_TO DO_
Working from the listing below, pick each line containing the word "JSON" and copy it.

_RECORD EXCERPTS_
>>>
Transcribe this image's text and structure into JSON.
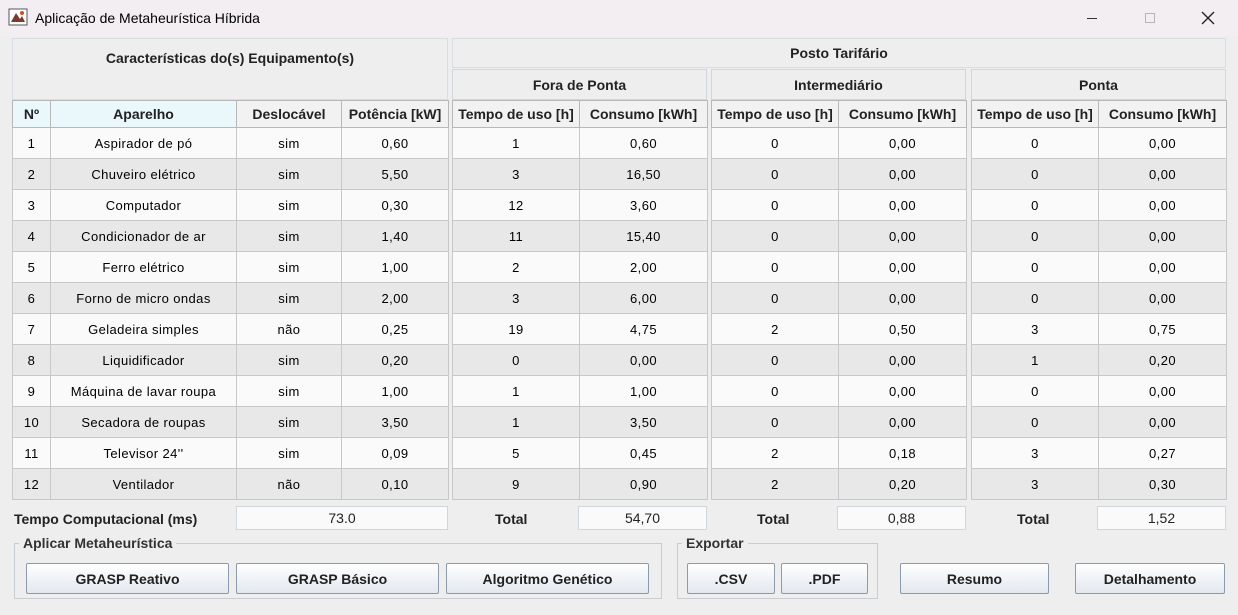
{
  "window": {
    "title": "Aplicação de Metaheurística Híbrida"
  },
  "equipment": {
    "title": "Características do(s) Equipamento(s)",
    "columns": [
      "Nº",
      "Aparelho",
      "Deslocável",
      "Potência [kW]"
    ],
    "rows": [
      [
        "1",
        "Aspirador de pó",
        "sim",
        "0,60"
      ],
      [
        "2",
        "Chuveiro elétrico",
        "sim",
        "5,50"
      ],
      [
        "3",
        "Computador",
        "sim",
        "0,30"
      ],
      [
        "4",
        "Condicionador de ar",
        "sim",
        "1,40"
      ],
      [
        "5",
        "Ferro elétrico",
        "sim",
        "1,00"
      ],
      [
        "6",
        "Forno de micro ondas",
        "sim",
        "2,00"
      ],
      [
        "7",
        "Geladeira simples",
        "não",
        "0,25"
      ],
      [
        "8",
        "Liquidificador",
        "sim",
        "0,20"
      ],
      [
        "9",
        "Máquina de lavar roupa",
        "sim",
        "1,00"
      ],
      [
        "10",
        "Secadora de roupas",
        "sim",
        "3,50"
      ],
      [
        "11",
        "Televisor 24''",
        "sim",
        "0,09"
      ],
      [
        "12",
        "Ventilador",
        "não",
        "0,10"
      ]
    ]
  },
  "tariff": {
    "title": "Posto Tarifário",
    "columns": [
      "Tempo de uso [h]",
      "Consumo [kWh]"
    ],
    "groups": [
      {
        "name": "Fora de Ponta",
        "rows": [
          [
            "1",
            "0,60"
          ],
          [
            "3",
            "16,50"
          ],
          [
            "12",
            "3,60"
          ],
          [
            "11",
            "15,40"
          ],
          [
            "2",
            "2,00"
          ],
          [
            "3",
            "6,00"
          ],
          [
            "19",
            "4,75"
          ],
          [
            "0",
            "0,00"
          ],
          [
            "1",
            "1,00"
          ],
          [
            "1",
            "3,50"
          ],
          [
            "5",
            "0,45"
          ],
          [
            "9",
            "0,90"
          ]
        ],
        "total": "54,70"
      },
      {
        "name": "Intermediário",
        "rows": [
          [
            "0",
            "0,00"
          ],
          [
            "0",
            "0,00"
          ],
          [
            "0",
            "0,00"
          ],
          [
            "0",
            "0,00"
          ],
          [
            "0",
            "0,00"
          ],
          [
            "0",
            "0,00"
          ],
          [
            "2",
            "0,50"
          ],
          [
            "0",
            "0,00"
          ],
          [
            "0",
            "0,00"
          ],
          [
            "0",
            "0,00"
          ],
          [
            "2",
            "0,18"
          ],
          [
            "2",
            "0,20"
          ]
        ],
        "total": "0,88"
      },
      {
        "name": "Ponta",
        "rows": [
          [
            "0",
            "0,00"
          ],
          [
            "0",
            "0,00"
          ],
          [
            "0",
            "0,00"
          ],
          [
            "0",
            "0,00"
          ],
          [
            "0",
            "0,00"
          ],
          [
            "0",
            "0,00"
          ],
          [
            "3",
            "0,75"
          ],
          [
            "1",
            "0,20"
          ],
          [
            "0",
            "0,00"
          ],
          [
            "0",
            "0,00"
          ],
          [
            "3",
            "0,27"
          ],
          [
            "3",
            "0,30"
          ]
        ],
        "total": "1,52"
      }
    ],
    "total_label": "Total"
  },
  "computation": {
    "label": "Tempo Computacional (ms)",
    "value": "73.0"
  },
  "metaheuristic": {
    "legend": "Aplicar Metaheurística",
    "buttons": [
      "GRASP Reativo",
      "GRASP Básico",
      "Algoritmo Genético"
    ]
  },
  "export": {
    "legend": "Exportar",
    "buttons": [
      ".CSV",
      ".PDF"
    ]
  },
  "actions": {
    "summary": "Resumo",
    "detail": "Detalhamento"
  }
}
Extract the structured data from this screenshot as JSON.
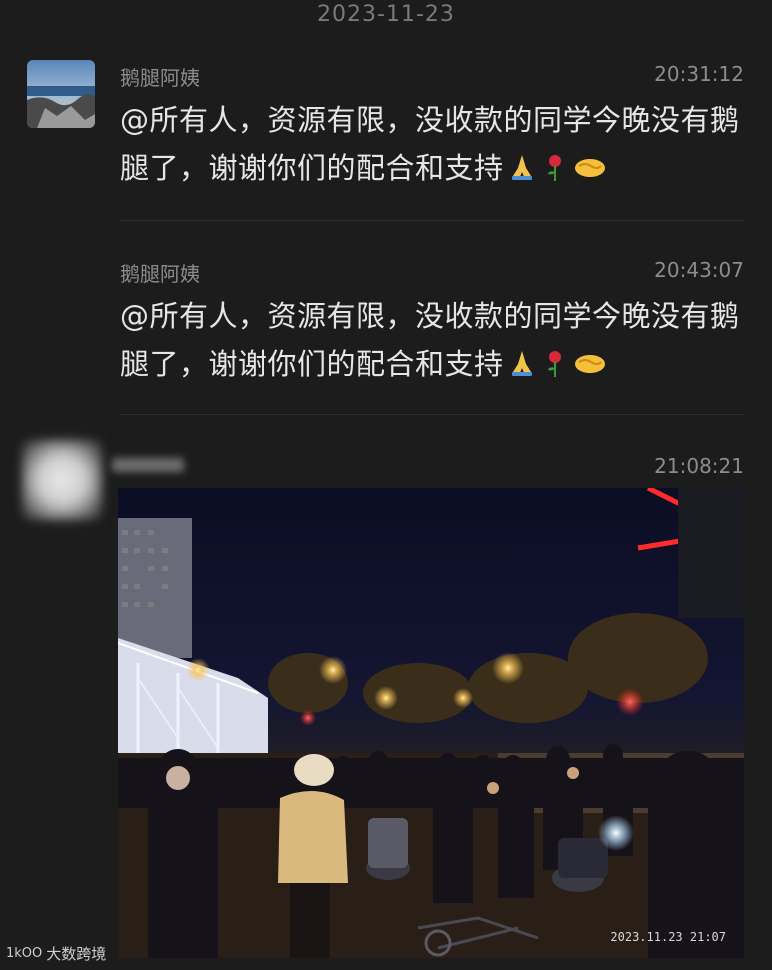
{
  "date_separator": "2023-11-23",
  "messages": [
    {
      "sender": "鹅腿阿姨",
      "time": "20:31:12",
      "text": "@所有人，资源有限，没收款的同学今晚没有鹅腿了，谢谢你们的配合和支持",
      "emojis": [
        "folded-hands",
        "rose",
        "handshake"
      ]
    },
    {
      "sender": "鹅腿阿姨",
      "time": "20:43:07",
      "text": "@所有人，资源有限，没收款的同学今晚没有鹅腿了，谢谢你们的配合和支持",
      "emojis": [
        "folded-hands",
        "rose",
        "handshake"
      ]
    },
    {
      "sender": "",
      "time": "21:08:21",
      "photo": {
        "stamp": "2023.11.23  21:07",
        "description_icon": "crowd-night-photo"
      }
    }
  ],
  "watermark": {
    "logo": "1kOO",
    "text": "大数跨境"
  }
}
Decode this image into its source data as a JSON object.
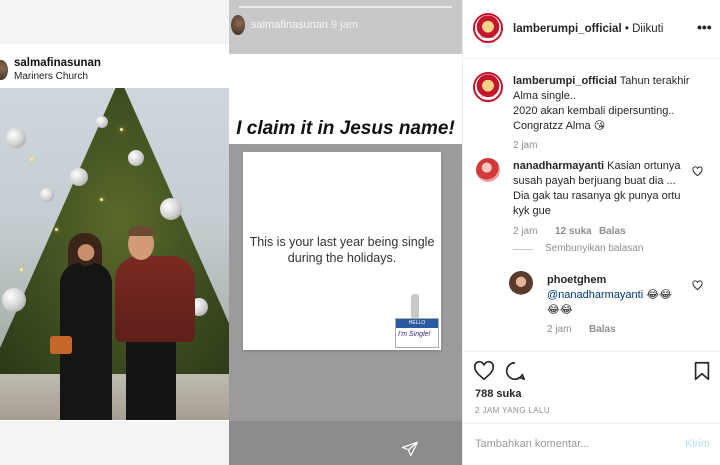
{
  "story_left": {
    "username": "salmafinasunan",
    "location": "Mariners Church"
  },
  "story_mid": {
    "username": "salmafinasunan",
    "time": "9 jam",
    "caption": "I claim it in Jesus name!",
    "meme_text_line1": "This is your last year being single",
    "meme_text_line2": "during the holidays.",
    "nametag_label": "HELLO",
    "nametag_text": "I'm Single!"
  },
  "post": {
    "author": "lamberumpi_official",
    "separator": "•",
    "follow_status": "Diikuti",
    "avatar_text": "LAMBE RUMPI"
  },
  "comments": [
    {
      "user": "lamberumpi_official",
      "lines": [
        "Tahun terakhir",
        "Alma single..",
        "2020 akan kembali dipersunting..",
        "Congratzz Alma 😘"
      ],
      "time": "2 jam"
    },
    {
      "user": "nanadharmayanti",
      "lines": [
        "Kasian ortunya",
        "susah payah berjuang buat dia ...",
        "Dia gak tau rasanya gk punya ortu",
        "kyk gue"
      ],
      "time": "2 jam",
      "likes": "12 suka",
      "reply": "Balas",
      "hide_replies": "Sembunyikan balasan"
    },
    {
      "user": "phoetghem",
      "mention": "@nanadharmayanti",
      "emoji_line1": "😂😂",
      "emoji_line2": "😂😂",
      "time": "2 jam",
      "reply": "Balas"
    }
  ],
  "actions": {
    "likes": "788 suka",
    "time_ago": "2 JAM YANG LALU"
  },
  "add_comment": {
    "placeholder": "Tambahkan komentar...",
    "post_label": "Kirim"
  },
  "colors": {
    "brand_red": "#c4172e",
    "link_blue": "#00376b",
    "muted_gray": "#8e8e8e",
    "post_button_disabled": "#b3dbff"
  }
}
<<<
_EXERCISE SOLUTION_
Transcribe this image's text and structure into JSON.
Extract the structured data from this screenshot as JSON.
Decode this image into its source data as a JSON object.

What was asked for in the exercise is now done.